Rosa Cabrera (who also wrote this piece I admired) has written this wonderful essay in The Feminist Wire, “Black Feminist and Dominican: How Black Male Writers Shape My Practice”. She’s not only the daughter of a black man, she’s also the mother of a young son so loving and understanding black masculinity is right in the heart of her feminism at the moment and she’s a terribly introspective writer. Lovely stuff.

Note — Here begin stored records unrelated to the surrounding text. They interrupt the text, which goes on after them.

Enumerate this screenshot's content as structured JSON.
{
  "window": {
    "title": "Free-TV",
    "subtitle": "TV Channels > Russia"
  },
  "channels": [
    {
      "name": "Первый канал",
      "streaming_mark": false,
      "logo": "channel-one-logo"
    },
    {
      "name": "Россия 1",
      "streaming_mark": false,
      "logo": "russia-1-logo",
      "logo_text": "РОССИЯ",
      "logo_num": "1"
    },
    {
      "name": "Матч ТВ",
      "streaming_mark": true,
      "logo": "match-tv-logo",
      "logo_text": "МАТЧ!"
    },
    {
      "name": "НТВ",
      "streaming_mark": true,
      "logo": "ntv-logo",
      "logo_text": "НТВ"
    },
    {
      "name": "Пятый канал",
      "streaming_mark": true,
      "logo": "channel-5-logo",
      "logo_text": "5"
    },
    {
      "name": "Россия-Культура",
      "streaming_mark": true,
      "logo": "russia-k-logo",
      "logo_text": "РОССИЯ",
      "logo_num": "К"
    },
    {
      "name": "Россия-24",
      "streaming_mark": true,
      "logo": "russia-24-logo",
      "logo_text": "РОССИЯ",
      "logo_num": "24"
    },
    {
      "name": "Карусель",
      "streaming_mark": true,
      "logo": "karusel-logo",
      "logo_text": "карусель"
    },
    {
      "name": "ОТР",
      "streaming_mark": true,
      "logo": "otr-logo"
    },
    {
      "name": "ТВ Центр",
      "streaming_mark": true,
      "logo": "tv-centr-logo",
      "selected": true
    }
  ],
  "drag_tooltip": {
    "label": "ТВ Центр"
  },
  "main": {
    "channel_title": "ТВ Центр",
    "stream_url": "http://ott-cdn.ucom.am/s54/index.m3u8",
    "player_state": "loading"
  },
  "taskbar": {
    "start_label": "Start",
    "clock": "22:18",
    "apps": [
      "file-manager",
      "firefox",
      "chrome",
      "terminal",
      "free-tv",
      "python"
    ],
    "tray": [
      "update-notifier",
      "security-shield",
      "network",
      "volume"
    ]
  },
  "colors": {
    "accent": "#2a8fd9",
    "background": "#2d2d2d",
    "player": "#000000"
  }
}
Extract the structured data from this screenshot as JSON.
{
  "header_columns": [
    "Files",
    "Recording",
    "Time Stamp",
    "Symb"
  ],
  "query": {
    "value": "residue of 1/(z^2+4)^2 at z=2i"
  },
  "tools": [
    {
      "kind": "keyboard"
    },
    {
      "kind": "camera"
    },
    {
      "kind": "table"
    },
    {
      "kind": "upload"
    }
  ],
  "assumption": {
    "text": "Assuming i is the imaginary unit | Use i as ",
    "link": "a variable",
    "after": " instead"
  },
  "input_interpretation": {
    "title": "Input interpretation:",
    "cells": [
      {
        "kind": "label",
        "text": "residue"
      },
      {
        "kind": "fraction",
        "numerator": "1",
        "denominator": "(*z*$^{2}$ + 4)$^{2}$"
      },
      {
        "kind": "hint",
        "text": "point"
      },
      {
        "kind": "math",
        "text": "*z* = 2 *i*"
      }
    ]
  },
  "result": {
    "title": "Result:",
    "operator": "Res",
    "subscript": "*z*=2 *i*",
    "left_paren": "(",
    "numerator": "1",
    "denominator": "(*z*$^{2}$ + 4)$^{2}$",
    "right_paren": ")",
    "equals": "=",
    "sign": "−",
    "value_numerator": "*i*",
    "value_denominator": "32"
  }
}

I can’t really know what its like to be conditioned to suffer privately. The world seems pretty comfortable with the image of the damsel in distress, although to most people I’m close to, its an insult. So, to be forced to suffer privately I think has something to do with the way Black men respond to guns aimed at them by manic police or their own brothers, being publicly shamed for writing about what they see, the word nigger being delivered with inflicting threat, being pushed out of school, and being told by their mamas that they need to be better at being white than white people themselves, for their own safety. I think Black Southern writer, Kiese Laymon’s decaying emotional checkpoint, “I don’t know what’s wrong with me,” echoing within him as he strikes back with fists, suicidal dares, or becomes trapped in a blazing instability in the face of these life-threatening moments as described in “How to Slowly Kill Yourself and Others in America: A Remembrance,” and Baldwin’s freezing blood before he flings that water filled mug, has something to do with needing to shout back at a world that is threatened by any display of Black boys and Black men bearing pain. When I read the line, “I’m not the smartest boy in the world by a long shot, but even in my funk I know that easy remedies like eating your way out of sad, or fucking your way out of sad, or lying your way out of sad, or slanging your way out of sad, or robbing your way out of sad, or gambling your way out of sad, or shooting your way out of sad, are just slower, more acceptable ways for desperate folks, and especially paroled black boys in our country, to kill ourselves and others close to us in America,” I feel like Kiese Laymon takes the gun he has turned on himself, the gun the world has turned on Black boys and men, and instead aims it at that bodiless, aggregating villain that’s been keeping an apartheid wall between the hearts of men I attempt to love, beginning with my father, and my own heart.
The concluding statements in her essay, where Cabrera ties her questions back to her feminism, are incredibly thought-provoking but I won’t give them away here. She also has a kickstarter running at the moment for her memoir which you can support here. Hurry, final days.